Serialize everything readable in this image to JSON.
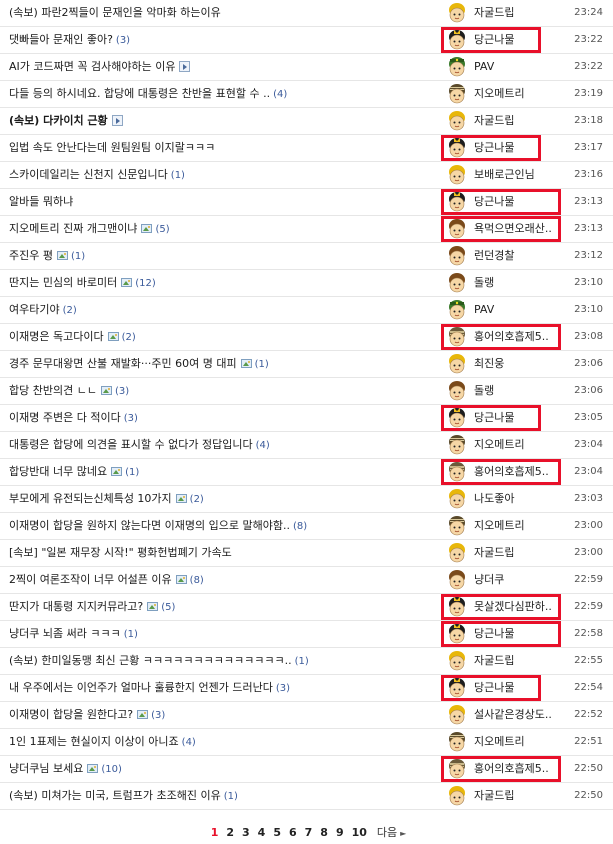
{
  "posts": [
    {
      "title": "(속보) 파란2찍들이 문재인을 악마화 하는이유",
      "count": "",
      "img": false,
      "video": false,
      "bold": false,
      "author": "자굴드립",
      "avatar": "yellow",
      "time": "23:24",
      "hl": ""
    },
    {
      "title": "댓빠들아 문재인 좋아?",
      "count": "(3)",
      "img": false,
      "video": false,
      "bold": false,
      "author": "당근나물",
      "avatar": "crown",
      "time": "23:22",
      "hl": "hl"
    },
    {
      "title": "AI가 코드짜면 꼭 검사해야하는 이유",
      "count": "",
      "img": false,
      "video": true,
      "bold": false,
      "author": "PAV",
      "avatar": "green",
      "time": "23:22",
      "hl": ""
    },
    {
      "title": "다들 등의 하시네요. 합당에 대통령은 찬반을 표현할 수 ..",
      "count": "(4)",
      "img": false,
      "video": false,
      "bold": false,
      "author": "지오메트리",
      "avatar": "stripe",
      "time": "23:19",
      "hl": ""
    },
    {
      "title": "(속보) 다카이치 근황",
      "count": "",
      "img": false,
      "video": true,
      "bold": true,
      "author": "자굴드립",
      "avatar": "yellow",
      "time": "23:18",
      "hl": ""
    },
    {
      "title": "입법 속도 안난다는데 원팀원팀 이지랄ㅋㅋㅋ",
      "count": "",
      "img": false,
      "video": false,
      "bold": false,
      "author": "당근나물",
      "avatar": "crown",
      "time": "23:17",
      "hl": "hl"
    },
    {
      "title": "스카이데일리는 신천지 신문입니다",
      "count": "(1)",
      "img": false,
      "video": false,
      "bold": false,
      "author": "보배로근인님",
      "avatar": "yellow",
      "time": "23:16",
      "hl": ""
    },
    {
      "title": "알바들 뭐하냐",
      "count": "",
      "img": false,
      "video": false,
      "bold": false,
      "author": "당근나물",
      "avatar": "crown",
      "time": "23:13",
      "hl": "hl-wide"
    },
    {
      "title": "지오메트리 진짜 개그맨이냐",
      "count": "(5)",
      "img": true,
      "video": false,
      "bold": false,
      "author": "욕먹으면오래산..",
      "avatar": "brown",
      "time": "23:13",
      "hl": "hl-wide"
    },
    {
      "title": "주진우 평",
      "count": "(1)",
      "img": true,
      "video": false,
      "bold": false,
      "author": "런던경찰",
      "avatar": "brown",
      "time": "23:12",
      "hl": ""
    },
    {
      "title": "딴지는 민심의 바로미터",
      "count": "(12)",
      "img": true,
      "video": false,
      "bold": false,
      "author": "돌랭",
      "avatar": "brown",
      "time": "23:10",
      "hl": ""
    },
    {
      "title": "여우타기야",
      "count": "(2)",
      "img": false,
      "video": false,
      "bold": false,
      "author": "PAV",
      "avatar": "green",
      "time": "23:10",
      "hl": ""
    },
    {
      "title": "이재명은 독고다이다",
      "count": "(2)",
      "img": true,
      "video": false,
      "bold": false,
      "author": "홍어의호흡제5..",
      "avatar": "band",
      "time": "23:08",
      "hl": "hl-wide"
    },
    {
      "title": "경주 문무대왕면 산불 재발화···주민 60여 명 대피",
      "count": "(1)",
      "img": true,
      "video": false,
      "bold": false,
      "author": "최진웅",
      "avatar": "yellow",
      "time": "23:06",
      "hl": ""
    },
    {
      "title": "합당 찬반의견 ㄴㄴ",
      "count": "(3)",
      "img": true,
      "video": false,
      "bold": false,
      "author": "돌랭",
      "avatar": "brown",
      "time": "23:06",
      "hl": ""
    },
    {
      "title": "이재명 주변은 다 적이다",
      "count": "(3)",
      "img": false,
      "video": false,
      "bold": false,
      "author": "당근나물",
      "avatar": "crown",
      "time": "23:05",
      "hl": "hl"
    },
    {
      "title": "대통령은 합당에 의견을 표시할 수 없다가 정답입니다",
      "count": "(4)",
      "img": false,
      "video": false,
      "bold": false,
      "author": "지오메트리",
      "avatar": "stripe",
      "time": "23:04",
      "hl": ""
    },
    {
      "title": "합당반대 너무 많네요",
      "count": "(1)",
      "img": true,
      "video": false,
      "bold": false,
      "author": "홍어의호흡제5..",
      "avatar": "band",
      "time": "23:04",
      "hl": "hl-wide"
    },
    {
      "title": "부모에게 유전되는신체특성 10가지",
      "count": "(2)",
      "img": true,
      "video": false,
      "bold": false,
      "author": "나도좋아",
      "avatar": "yellow",
      "time": "23:03",
      "hl": ""
    },
    {
      "title": "이재명이 합당을 원하지 않는다면 이재명의 입으로 말해야함..",
      "count": "(8)",
      "img": false,
      "video": false,
      "bold": false,
      "author": "지오메트리",
      "avatar": "stripe",
      "time": "23:00",
      "hl": ""
    },
    {
      "title": "[속보] \"일본 재무장 시작!\" 평화헌법폐기 가속도",
      "count": "",
      "img": false,
      "video": false,
      "bold": false,
      "author": "자굴드립",
      "avatar": "yellow",
      "time": "23:00",
      "hl": ""
    },
    {
      "title": "2찍이 여론조작이 너무 어설픈 이유",
      "count": "(8)",
      "img": true,
      "video": false,
      "bold": false,
      "author": "냥더쿠",
      "avatar": "brown",
      "time": "22:59",
      "hl": ""
    },
    {
      "title": "딴지가 대통령 지지커뮤라고?",
      "count": "(5)",
      "img": true,
      "video": false,
      "bold": false,
      "author": "못살겠다심판하..",
      "avatar": "crown",
      "time": "22:59",
      "hl": "hl-tall"
    },
    {
      "title": "냥더쿠 뇌좀 써라 ㅋㅋㅋ",
      "count": "(1)",
      "img": false,
      "video": false,
      "bold": false,
      "author": "당근나물",
      "avatar": "crown",
      "time": "22:58",
      "hl": "hl-tall"
    },
    {
      "title": "(속보) 한미일동맹 최신 근황 ㅋㅋㅋㅋㅋㅋㅋㅋㅋㅋㅋㅋㅋㅋ..",
      "count": "(1)",
      "img": false,
      "video": false,
      "bold": false,
      "author": "자굴드립",
      "avatar": "yellow",
      "time": "22:55",
      "hl": ""
    },
    {
      "title": "내 우주에서는 이언주가 얼마나 훌륭한지 언젠가 드러난다",
      "count": "(3)",
      "img": false,
      "video": false,
      "bold": false,
      "author": "당근나물",
      "avatar": "crown",
      "time": "22:54",
      "hl": "hl"
    },
    {
      "title": "이재명이 합당을 원한다고?",
      "count": "(3)",
      "img": true,
      "video": false,
      "bold": false,
      "author": "설사같은경상도..",
      "avatar": "yellow",
      "time": "22:52",
      "hl": ""
    },
    {
      "title": "1인 1표제는 현실이지 이상이 아니죠",
      "count": "(4)",
      "img": false,
      "video": false,
      "bold": false,
      "author": "지오메트리",
      "avatar": "stripe",
      "time": "22:51",
      "hl": ""
    },
    {
      "title": "냥더쿠님 보세요",
      "count": "(10)",
      "img": true,
      "video": false,
      "bold": false,
      "author": "홍어의호흡제5..",
      "avatar": "band",
      "time": "22:50",
      "hl": "hl-wide"
    },
    {
      "title": "(속보) 미쳐가는 미국, 트럼프가 초조해진 이유",
      "count": "(1)",
      "img": false,
      "video": false,
      "bold": false,
      "author": "자굴드립",
      "avatar": "yellow",
      "time": "22:50",
      "hl": ""
    }
  ],
  "pagination": {
    "pages": [
      "1",
      "2",
      "3",
      "4",
      "5",
      "6",
      "7",
      "8",
      "9",
      "10"
    ],
    "current": "1",
    "next_label": "다음",
    "next_arrow": "►"
  },
  "colors": {
    "highlight": "#e8102a",
    "current_page": "#e8102a",
    "count": "#3a5a9a"
  },
  "icons": {
    "image": "image-attachment-icon",
    "video": "video-play-icon"
  }
}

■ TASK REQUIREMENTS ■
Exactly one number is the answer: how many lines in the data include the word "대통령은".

■ EXERCISE SOLUTION ■
2